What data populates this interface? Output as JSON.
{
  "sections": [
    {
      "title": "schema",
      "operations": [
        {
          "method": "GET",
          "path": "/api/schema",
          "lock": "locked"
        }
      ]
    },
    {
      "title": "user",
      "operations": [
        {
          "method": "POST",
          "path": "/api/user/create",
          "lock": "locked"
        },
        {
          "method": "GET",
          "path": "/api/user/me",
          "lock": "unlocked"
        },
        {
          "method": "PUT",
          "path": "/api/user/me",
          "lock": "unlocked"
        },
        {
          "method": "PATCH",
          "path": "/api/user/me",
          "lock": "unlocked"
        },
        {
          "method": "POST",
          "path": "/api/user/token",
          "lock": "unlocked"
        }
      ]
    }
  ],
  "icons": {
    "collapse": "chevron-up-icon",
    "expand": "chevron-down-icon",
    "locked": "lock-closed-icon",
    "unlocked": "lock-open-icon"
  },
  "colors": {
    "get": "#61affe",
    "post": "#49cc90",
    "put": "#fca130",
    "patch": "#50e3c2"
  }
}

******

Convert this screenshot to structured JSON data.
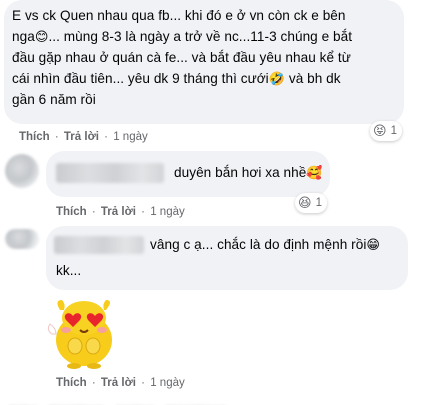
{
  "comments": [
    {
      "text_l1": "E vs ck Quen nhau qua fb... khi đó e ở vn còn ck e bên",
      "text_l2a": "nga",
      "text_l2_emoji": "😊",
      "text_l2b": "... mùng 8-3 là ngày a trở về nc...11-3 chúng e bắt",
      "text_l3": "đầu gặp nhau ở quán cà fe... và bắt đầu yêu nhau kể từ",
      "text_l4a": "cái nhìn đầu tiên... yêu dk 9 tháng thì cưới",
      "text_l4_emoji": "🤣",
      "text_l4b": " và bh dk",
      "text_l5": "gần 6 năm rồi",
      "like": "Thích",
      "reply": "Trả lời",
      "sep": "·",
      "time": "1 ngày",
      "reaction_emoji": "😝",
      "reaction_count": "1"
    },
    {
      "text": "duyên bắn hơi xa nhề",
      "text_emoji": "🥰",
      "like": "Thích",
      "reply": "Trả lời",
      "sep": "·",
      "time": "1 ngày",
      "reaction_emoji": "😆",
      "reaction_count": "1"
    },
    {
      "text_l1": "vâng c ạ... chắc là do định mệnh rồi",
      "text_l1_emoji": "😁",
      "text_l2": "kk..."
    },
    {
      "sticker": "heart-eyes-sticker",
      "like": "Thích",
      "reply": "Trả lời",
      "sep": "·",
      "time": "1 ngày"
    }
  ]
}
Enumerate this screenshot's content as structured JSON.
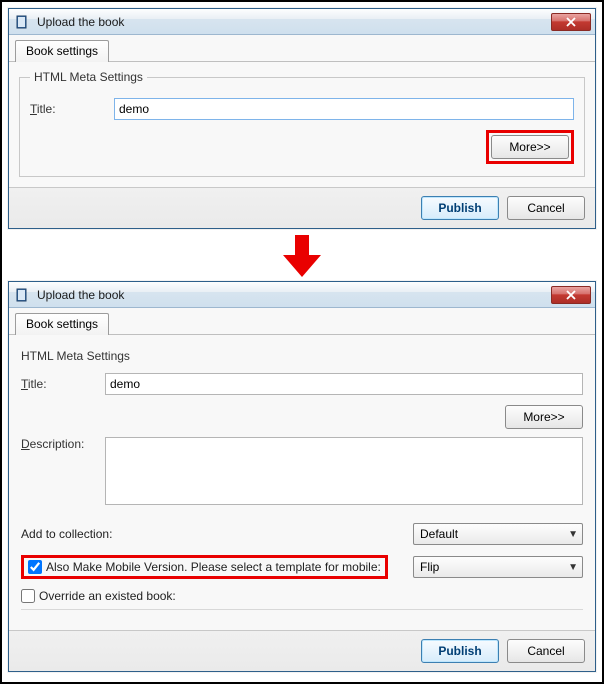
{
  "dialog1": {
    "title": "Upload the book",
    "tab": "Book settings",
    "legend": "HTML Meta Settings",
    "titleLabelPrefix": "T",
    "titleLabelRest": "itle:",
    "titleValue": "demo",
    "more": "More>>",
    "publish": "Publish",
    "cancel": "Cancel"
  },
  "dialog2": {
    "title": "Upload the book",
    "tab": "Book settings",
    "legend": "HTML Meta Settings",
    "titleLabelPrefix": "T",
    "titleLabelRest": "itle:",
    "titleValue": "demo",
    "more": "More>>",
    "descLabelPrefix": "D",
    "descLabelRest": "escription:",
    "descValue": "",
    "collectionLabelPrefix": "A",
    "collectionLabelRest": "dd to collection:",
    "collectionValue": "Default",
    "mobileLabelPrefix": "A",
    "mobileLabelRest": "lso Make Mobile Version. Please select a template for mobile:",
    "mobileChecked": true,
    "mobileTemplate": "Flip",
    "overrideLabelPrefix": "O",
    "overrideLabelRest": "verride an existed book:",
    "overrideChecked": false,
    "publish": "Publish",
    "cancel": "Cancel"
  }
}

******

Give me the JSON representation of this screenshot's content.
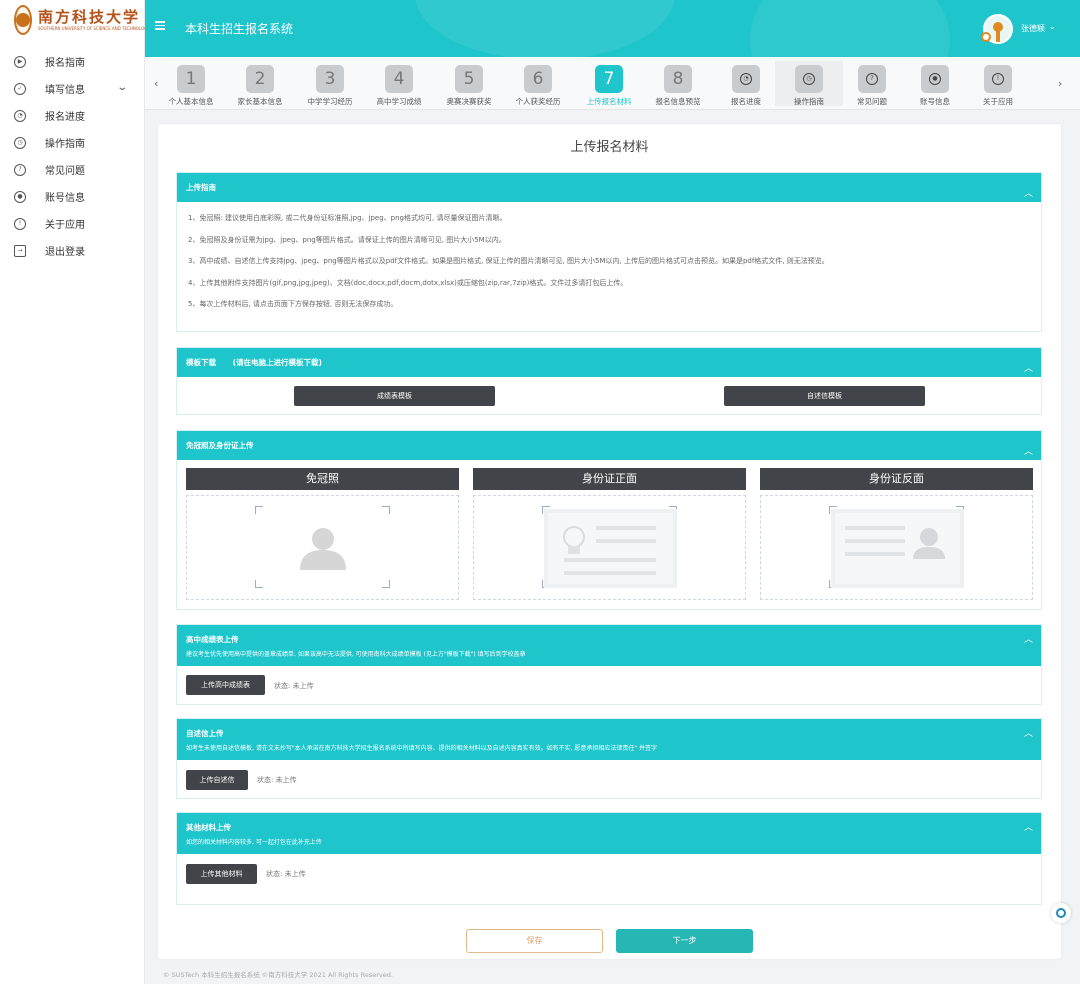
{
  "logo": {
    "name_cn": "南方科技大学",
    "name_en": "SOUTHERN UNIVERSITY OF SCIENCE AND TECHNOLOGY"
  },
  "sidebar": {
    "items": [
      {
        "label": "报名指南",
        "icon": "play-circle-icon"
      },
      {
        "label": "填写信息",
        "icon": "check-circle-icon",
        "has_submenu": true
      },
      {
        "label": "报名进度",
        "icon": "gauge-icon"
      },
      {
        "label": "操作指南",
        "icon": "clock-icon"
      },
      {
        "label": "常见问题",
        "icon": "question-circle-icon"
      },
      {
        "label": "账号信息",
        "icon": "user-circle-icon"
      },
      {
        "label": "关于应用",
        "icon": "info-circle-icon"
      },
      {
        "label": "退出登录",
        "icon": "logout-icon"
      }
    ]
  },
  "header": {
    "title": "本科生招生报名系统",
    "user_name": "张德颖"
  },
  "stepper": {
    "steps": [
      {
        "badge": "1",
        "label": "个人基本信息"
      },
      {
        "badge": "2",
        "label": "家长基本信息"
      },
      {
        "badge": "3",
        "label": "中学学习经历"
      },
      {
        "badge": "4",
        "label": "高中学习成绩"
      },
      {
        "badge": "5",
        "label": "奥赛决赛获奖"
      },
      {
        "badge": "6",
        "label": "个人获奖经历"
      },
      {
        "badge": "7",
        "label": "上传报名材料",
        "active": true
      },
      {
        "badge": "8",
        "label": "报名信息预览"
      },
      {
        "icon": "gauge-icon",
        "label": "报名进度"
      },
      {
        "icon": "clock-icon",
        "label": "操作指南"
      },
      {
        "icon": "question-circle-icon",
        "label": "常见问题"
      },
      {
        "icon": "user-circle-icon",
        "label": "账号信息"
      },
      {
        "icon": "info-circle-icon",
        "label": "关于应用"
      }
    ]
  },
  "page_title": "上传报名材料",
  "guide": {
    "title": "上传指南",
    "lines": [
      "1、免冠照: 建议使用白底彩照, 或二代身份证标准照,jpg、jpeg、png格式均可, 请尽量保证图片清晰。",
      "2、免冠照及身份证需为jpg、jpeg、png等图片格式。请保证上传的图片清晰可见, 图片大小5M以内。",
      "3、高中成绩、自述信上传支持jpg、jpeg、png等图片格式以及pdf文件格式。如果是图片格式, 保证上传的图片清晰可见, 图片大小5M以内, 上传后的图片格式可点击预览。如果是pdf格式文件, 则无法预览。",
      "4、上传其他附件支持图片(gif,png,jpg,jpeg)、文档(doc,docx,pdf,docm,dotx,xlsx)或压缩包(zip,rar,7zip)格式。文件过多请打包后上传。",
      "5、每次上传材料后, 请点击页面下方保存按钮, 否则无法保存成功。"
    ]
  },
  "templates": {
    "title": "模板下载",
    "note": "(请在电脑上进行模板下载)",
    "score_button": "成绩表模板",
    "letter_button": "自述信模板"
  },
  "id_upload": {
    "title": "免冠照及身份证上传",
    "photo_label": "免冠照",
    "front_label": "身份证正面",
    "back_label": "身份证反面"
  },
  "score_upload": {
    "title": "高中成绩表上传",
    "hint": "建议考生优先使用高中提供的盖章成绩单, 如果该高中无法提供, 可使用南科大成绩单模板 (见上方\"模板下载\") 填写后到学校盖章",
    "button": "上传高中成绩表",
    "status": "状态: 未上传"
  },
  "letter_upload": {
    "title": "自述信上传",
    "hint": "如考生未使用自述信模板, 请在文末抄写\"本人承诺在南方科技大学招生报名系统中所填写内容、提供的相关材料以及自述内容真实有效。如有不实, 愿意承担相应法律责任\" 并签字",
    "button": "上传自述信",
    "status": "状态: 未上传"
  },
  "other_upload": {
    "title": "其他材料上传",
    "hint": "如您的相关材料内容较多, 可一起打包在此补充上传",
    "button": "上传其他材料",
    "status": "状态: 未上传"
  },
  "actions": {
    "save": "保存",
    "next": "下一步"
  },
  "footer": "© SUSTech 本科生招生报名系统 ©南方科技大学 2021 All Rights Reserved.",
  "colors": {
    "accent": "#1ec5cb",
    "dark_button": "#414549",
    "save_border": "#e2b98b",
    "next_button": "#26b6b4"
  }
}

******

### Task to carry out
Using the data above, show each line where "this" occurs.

### The completed task
What data populates this interface? Output as JSON.
Convert this screenshot to structured JSON data.
Enumerate this screenshot's content as structured JSON.
Give me the JSON representation of this screenshot's content.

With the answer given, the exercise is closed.